◆ REQUIRED WORK ◆
Copy each line below as written, but skip the pictures.
▬▬▬
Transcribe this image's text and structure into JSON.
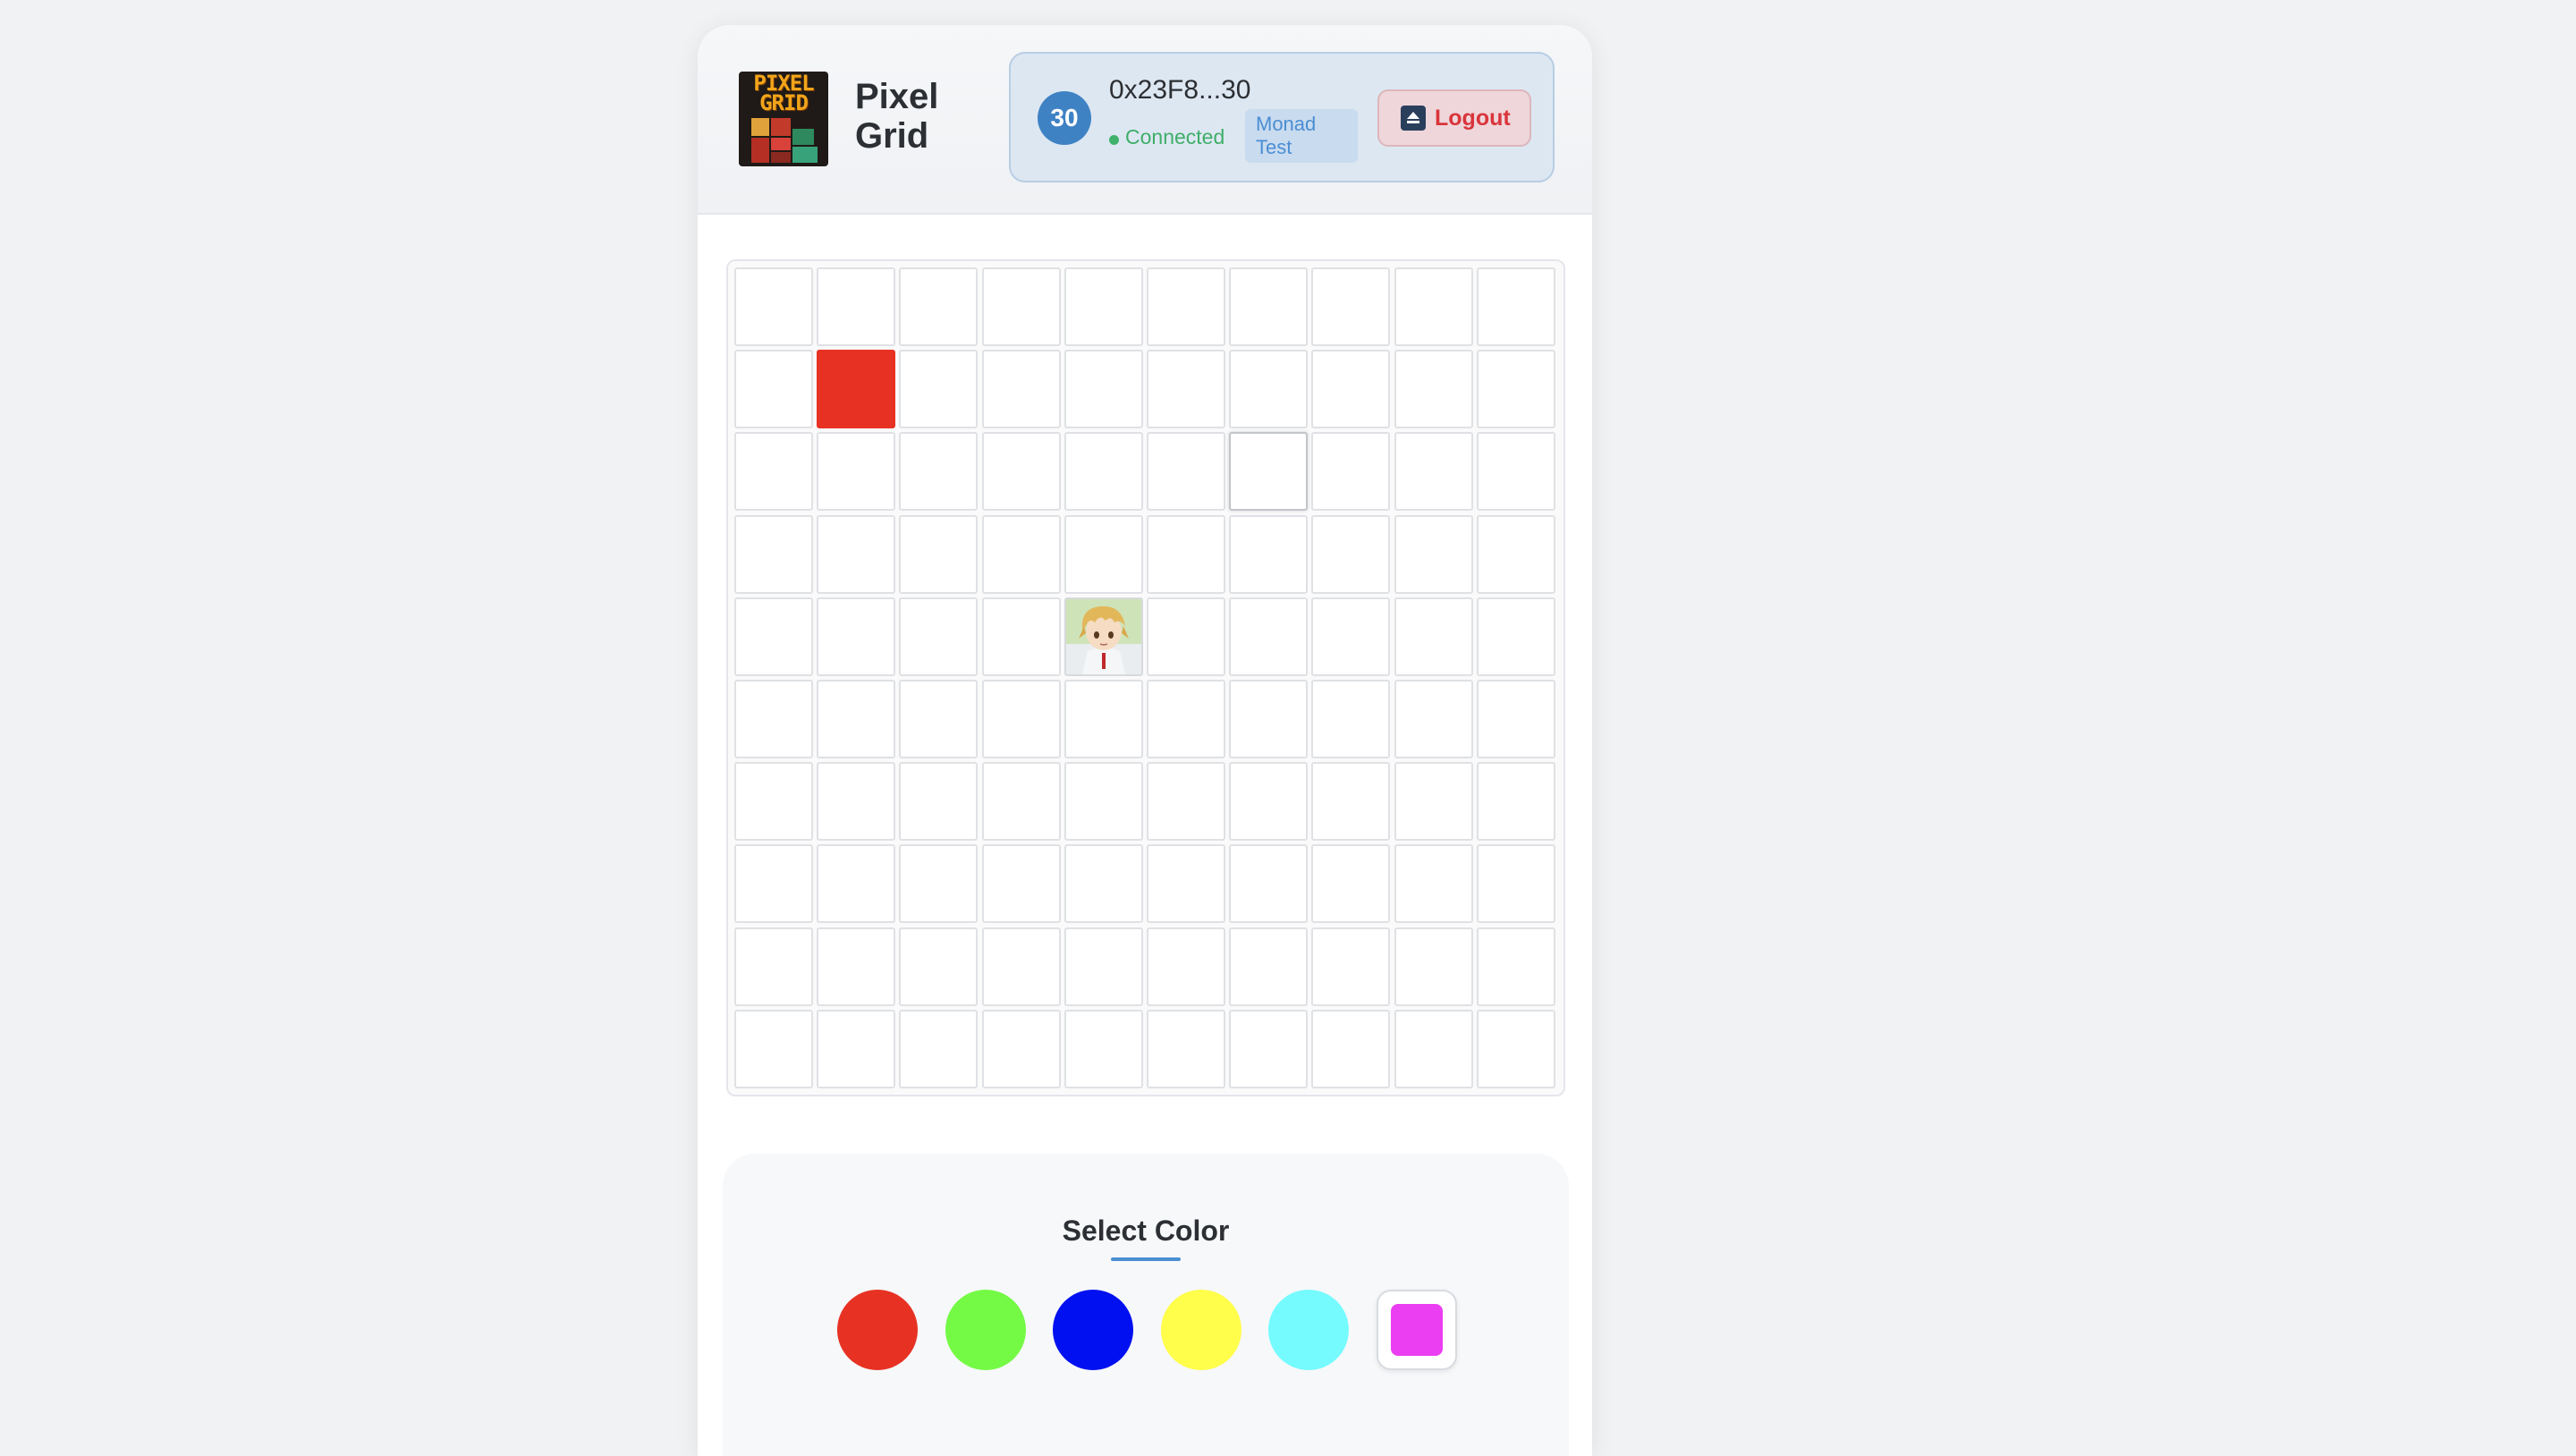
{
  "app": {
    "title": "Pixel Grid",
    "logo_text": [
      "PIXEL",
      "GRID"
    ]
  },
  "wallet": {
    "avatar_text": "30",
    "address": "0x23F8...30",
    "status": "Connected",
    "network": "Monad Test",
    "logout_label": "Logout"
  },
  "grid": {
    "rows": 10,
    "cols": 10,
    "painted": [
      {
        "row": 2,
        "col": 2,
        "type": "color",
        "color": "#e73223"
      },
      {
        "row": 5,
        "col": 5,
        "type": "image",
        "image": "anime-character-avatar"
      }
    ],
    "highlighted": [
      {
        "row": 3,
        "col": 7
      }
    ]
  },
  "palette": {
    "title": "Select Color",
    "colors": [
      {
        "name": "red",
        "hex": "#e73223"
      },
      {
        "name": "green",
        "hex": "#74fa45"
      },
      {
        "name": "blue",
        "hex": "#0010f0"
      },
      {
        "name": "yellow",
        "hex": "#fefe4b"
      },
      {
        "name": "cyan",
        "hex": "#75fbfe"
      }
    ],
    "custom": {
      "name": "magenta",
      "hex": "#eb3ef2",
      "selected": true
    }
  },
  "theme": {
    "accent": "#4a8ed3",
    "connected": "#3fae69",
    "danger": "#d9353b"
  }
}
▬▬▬
◆ THE ANSWER ◆
Transcribe this image's text and structure into JSON.
{
  "app": {
    "title": "Pixel Grid",
    "logo_text": [
      "PIXEL",
      "GRID"
    ]
  },
  "wallet": {
    "avatar_text": "30",
    "address": "0x23F8...30",
    "status": "Connected",
    "network": "Monad Test",
    "logout_label": "Logout"
  },
  "grid": {
    "rows": 10,
    "cols": 10,
    "painted": [
      {
        "row": 2,
        "col": 2,
        "type": "color",
        "color": "#e73223"
      },
      {
        "row": 5,
        "col": 5,
        "type": "image",
        "image": "anime-character-avatar"
      }
    ],
    "highlighted": [
      {
        "row": 3,
        "col": 7
      }
    ]
  },
  "palette": {
    "title": "Select Color",
    "colors": [
      {
        "name": "red",
        "hex": "#e73223"
      },
      {
        "name": "green",
        "hex": "#74fa45"
      },
      {
        "name": "blue",
        "hex": "#0010f0"
      },
      {
        "name": "yellow",
        "hex": "#fefe4b"
      },
      {
        "name": "cyan",
        "hex": "#75fbfe"
      }
    ],
    "custom": {
      "name": "magenta",
      "hex": "#eb3ef2",
      "selected": true
    }
  },
  "theme": {
    "accent": "#4a8ed3",
    "connected": "#3fae69",
    "danger": "#d9353b"
  }
}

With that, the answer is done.